A former anti-Islamic State fighter who helped with the "cruel and hideous cover-up" of the murder of a 22-year-old man is set to be released from jail.
Ashley Mitchell Scott Dyball has been handed a three-year jail sentence for improperly interfering with the corpse of cannabis dealer Samuel Thompson.
But Dyball will be released immediately because he has already spent three-and-a-half years in custody.
A jury handed down the guilty verdict on Tuesday, while finding Dyball not guilty of Mr Thompson's murder.
Brisbane Supreme Court Justice Martin Burns sentenced the 28-year-old on Wednesday to three years in jail for helping to conceal a "most serious crime" committed by another dealer Roberto Vincenzo Boscaino.
Mr Thompson - who made thousands from selling cannabis - was brutally murdered at Boscaino's house on March 7, 2017.
Dyball helped put the body in a toolbox on the back of Boscaino's ute before the men drove to Beerburrum State Forest, north of Brisbane.
There they buried the corpse in a shallow grave next to a tomahawk.
It was only found more than three weeks later when Dyball took police to the general vicinity.
In the meantime Mr Thompson's family had appealed for anyone with information about the disappearance to come forward.
His father Bruce Thompson told the Brisbane Supreme Court on Wednesday Dyball's cover-up robbed "Sam of any dignity and us of any closure for near on four weeks".
"Not even animals treat their dead that way," he told Dyball.
"When we pleaded with the public ... you then could have come forward to relieve our pain and our suffering. You chose not to, and for that I hate you," he added.
"He (Dyball) put the family through hell and he did that knowingly," Justice Burns said in sentencing Dyball.
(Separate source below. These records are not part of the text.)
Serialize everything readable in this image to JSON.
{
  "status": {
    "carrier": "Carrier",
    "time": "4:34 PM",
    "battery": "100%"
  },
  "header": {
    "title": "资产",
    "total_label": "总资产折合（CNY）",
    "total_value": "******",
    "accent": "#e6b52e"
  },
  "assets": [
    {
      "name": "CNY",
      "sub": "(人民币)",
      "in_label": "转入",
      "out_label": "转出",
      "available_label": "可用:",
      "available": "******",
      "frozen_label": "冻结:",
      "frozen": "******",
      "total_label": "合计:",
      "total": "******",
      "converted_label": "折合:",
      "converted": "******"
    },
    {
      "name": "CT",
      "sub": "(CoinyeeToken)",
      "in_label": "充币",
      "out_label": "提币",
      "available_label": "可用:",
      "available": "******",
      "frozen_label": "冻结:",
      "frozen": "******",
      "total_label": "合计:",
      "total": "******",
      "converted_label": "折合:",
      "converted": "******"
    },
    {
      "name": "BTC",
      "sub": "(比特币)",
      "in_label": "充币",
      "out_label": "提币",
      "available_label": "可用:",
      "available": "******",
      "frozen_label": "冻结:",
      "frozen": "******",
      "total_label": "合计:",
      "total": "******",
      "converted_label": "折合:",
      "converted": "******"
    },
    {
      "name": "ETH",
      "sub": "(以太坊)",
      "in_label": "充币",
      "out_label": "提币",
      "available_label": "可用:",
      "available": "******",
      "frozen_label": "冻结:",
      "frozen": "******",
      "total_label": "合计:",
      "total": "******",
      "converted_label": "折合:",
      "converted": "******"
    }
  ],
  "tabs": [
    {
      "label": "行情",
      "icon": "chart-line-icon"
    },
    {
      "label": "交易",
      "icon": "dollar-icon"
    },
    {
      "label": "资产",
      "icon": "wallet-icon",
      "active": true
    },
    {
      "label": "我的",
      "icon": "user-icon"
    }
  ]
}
Agreeing with Bruce Thompson's description of the cover-up as "cruel and hideous", Justice Burns said he could only imagine the family's anguish.
"That would only have been compounded when they learned much later that his body had been subject to the indignities that you and Mr Boscaino visited upon it," he added.
The trial heard Mr Thompson died in a "particularly brutal" manner - either from a deep facial wound inflicted by a tomahawk or from being strangled.
Boscaino was sentenced to life in prison in December after being found guilty in a separate trial of murdering Mr Thompson. He pleaded guilty to a charge of interfering with a corpse, along with drug and weapons offences.
Defence barrister Angus Edwards said Dyball - who fought with Kurdish forces against Islamic State in Syria in 2015 - had admitted "his behaviour that day was disgusting".
He said Dyball has written a letter to Mr Thompson's family expressing his remorse.
In the letter he expressed regret for his actions, saying on reflection he should have gone to police immediately.
Dyball pleaded guilty during Wednesday's court proceedings to an additional charge of possessing a "minute quantity of cocaine".
The white powder was found when police executed a search warrant at his house in March 2017.